Certainly Kirby and those who participated in his project considered the performances that they documented to be significant. But as we have seen, they undertook to document them largely for a future audience and could not have claimed to know what that audience would find to be significant. Whereas Kirby believed that the availability of objective records of these performances would allow later audiences to make their own determinations about them, the reality is that the availability of these performances in documentary form is a major reason that later audiences have found them to be significant. In these respects, performance documentation brought the world it described into being through its own declarations.

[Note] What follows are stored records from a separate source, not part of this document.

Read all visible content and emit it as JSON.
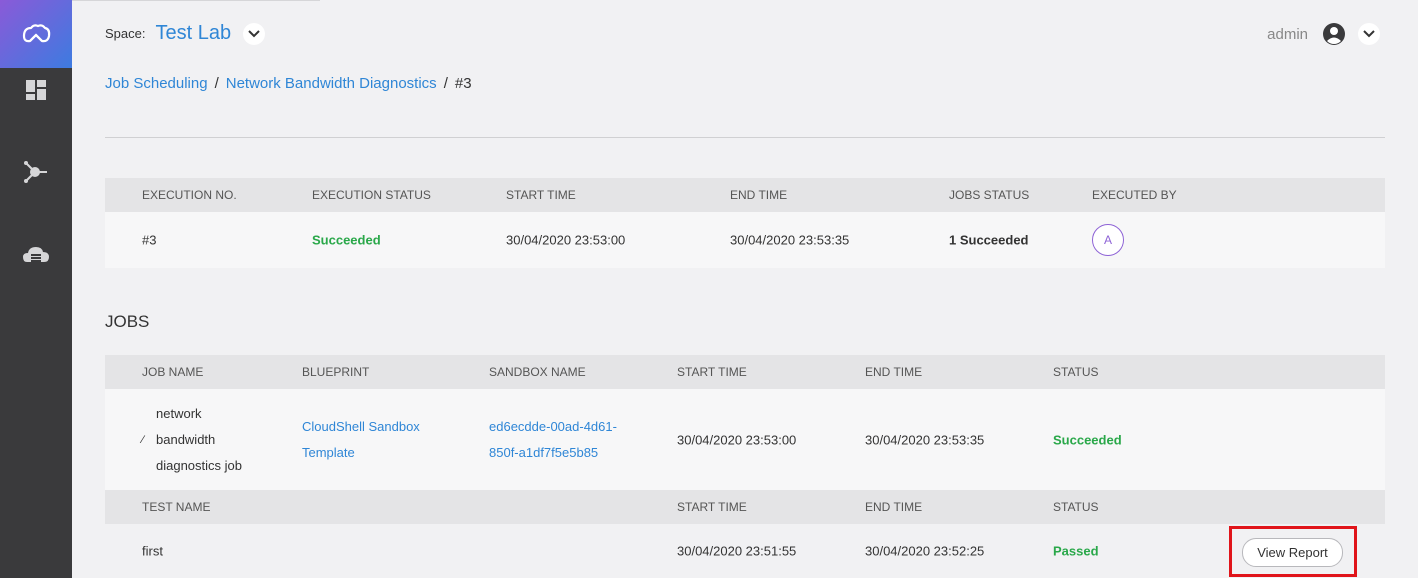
{
  "sidebar": {
    "items": [
      {
        "icon": "dashboard-icon"
      },
      {
        "icon": "blueprint-icon"
      },
      {
        "icon": "cloud-storage-icon"
      }
    ]
  },
  "header": {
    "space_label": "Space:",
    "space_name": "Test Lab",
    "user_name": "admin"
  },
  "breadcrumb": {
    "items": [
      "Job Scheduling",
      "Network Bandwidth Diagnostics"
    ],
    "current": "#3",
    "separator": "/"
  },
  "execution_table": {
    "headers": [
      "EXECUTION NO.",
      "EXECUTION STATUS",
      "START TIME",
      "END TIME",
      "JOBS STATUS",
      "EXECUTED BY"
    ],
    "row": {
      "execution_no": "#3",
      "status": "Succeeded",
      "start_time": "30/04/2020 23:53:00",
      "end_time": "30/04/2020 23:53:35",
      "jobs_status": "1 Succeeded",
      "executed_by": "A"
    }
  },
  "jobs": {
    "title": "JOBS",
    "headers": [
      "JOB NAME",
      "BLUEPRINT",
      "SANDBOX NAME",
      "START TIME",
      "END TIME",
      "STATUS"
    ],
    "row": {
      "job_name_lines": [
        "network",
        "bandwidth",
        "diagnostics job"
      ],
      "blueprint_lines": [
        "CloudShell Sandbox",
        "Template"
      ],
      "sandbox_lines": [
        "ed6ecdde-00ad-4d61-",
        "850f-a1df7f5e5b85"
      ],
      "start_time": "30/04/2020 23:53:00",
      "end_time": "30/04/2020 23:53:35",
      "status": "Succeeded"
    },
    "test_headers": [
      "TEST NAME",
      "START TIME",
      "END TIME",
      "STATUS"
    ],
    "test_row": {
      "test_name": "first",
      "start_time": "30/04/2020 23:51:55",
      "end_time": "30/04/2020 23:52:25",
      "status": "Passed",
      "action_label": "View Report"
    }
  },
  "colors": {
    "accent": "#2f86d6",
    "success": "#2aa84a",
    "highlight": "#e0141a",
    "sidebar": "#3a3a3c"
  }
}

Philip Auslander, a professor in the School of Literature, Media, and Communication of the Georgia Institute of Technology, writes frequently on performance, music, media, and visual art. His books include Presence and Resistance: Postmodernism and Cultural Politics in Contemporary American Performance (University of Michigan Press, 1992); Liveness: Performance in a Mediatized Culture (Routledge, 1999; second edition 2008); and Performing Glam Rock: Gender and Theatricality in Popular Music (University of Michigan Press, 2006). Auslander has been a regular contributor to Artforum and other publications, and edits The Art Section: An Online Journal of Art and Cultural Commentary (www.theartsection.com).